◆ Task to carry out
The records below must be duplicated exactly, character for character.

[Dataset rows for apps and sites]

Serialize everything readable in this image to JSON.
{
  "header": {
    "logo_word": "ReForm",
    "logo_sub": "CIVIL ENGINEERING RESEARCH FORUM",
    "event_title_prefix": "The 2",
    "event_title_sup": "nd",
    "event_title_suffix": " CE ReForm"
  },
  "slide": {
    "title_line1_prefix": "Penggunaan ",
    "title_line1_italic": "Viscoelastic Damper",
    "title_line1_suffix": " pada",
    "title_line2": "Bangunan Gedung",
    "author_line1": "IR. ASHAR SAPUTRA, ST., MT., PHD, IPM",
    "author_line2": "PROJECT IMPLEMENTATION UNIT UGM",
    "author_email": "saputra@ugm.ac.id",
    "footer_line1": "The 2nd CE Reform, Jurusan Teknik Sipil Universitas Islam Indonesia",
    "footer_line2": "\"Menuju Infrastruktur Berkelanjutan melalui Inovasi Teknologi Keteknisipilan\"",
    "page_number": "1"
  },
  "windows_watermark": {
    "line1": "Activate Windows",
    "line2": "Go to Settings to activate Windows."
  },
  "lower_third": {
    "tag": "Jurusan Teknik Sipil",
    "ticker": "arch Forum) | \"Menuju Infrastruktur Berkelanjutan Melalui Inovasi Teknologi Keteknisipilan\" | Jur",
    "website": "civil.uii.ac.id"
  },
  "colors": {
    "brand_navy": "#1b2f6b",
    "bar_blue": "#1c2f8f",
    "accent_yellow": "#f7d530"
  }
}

◆ Response for this exercise
Serialize everything readable in this image to JSON.
{
  "header": {
    "logo_word": "ReForm",
    "logo_sub": "CIVIL ENGINEERING RESEARCH FORUM",
    "event_title_prefix": "The 2",
    "event_title_sup": "nd",
    "event_title_suffix": " CE ReForm"
  },
  "slide": {
    "title_line1_prefix": "Penggunaan ",
    "title_line1_italic": "Viscoelastic Damper",
    "title_line1_suffix": " pada",
    "title_line2": "Bangunan Gedung",
    "author_line1": "IR. ASHAR SAPUTRA, ST., MT., PHD, IPM",
    "author_line2": "PROJECT IMPLEMENTATION UNIT UGM",
    "author_email": "saputra@ugm.ac.id",
    "footer_line1": "The 2nd CE Reform, Jurusan Teknik Sipil Universitas Islam Indonesia",
    "footer_line2": "\"Menuju Infrastruktur Berkelanjutan melalui Inovasi Teknologi Keteknisipilan\"",
    "page_number": "1"
  },
  "windows_watermark": {
    "line1": "Activate Windows",
    "line2": "Go to Settings to activate Windows."
  },
  "lower_third": {
    "tag": "Jurusan Teknik Sipil",
    "ticker": "arch Forum) | \"Menuju Infrastruktur Berkelanjutan Melalui Inovasi Teknologi Keteknisipilan\" | Jur",
    "website": "civil.uii.ac.id"
  },
  "colors": {
    "brand_navy": "#1b2f6b",
    "bar_blue": "#1c2f8f",
    "accent_yellow": "#f7d530"
  }
}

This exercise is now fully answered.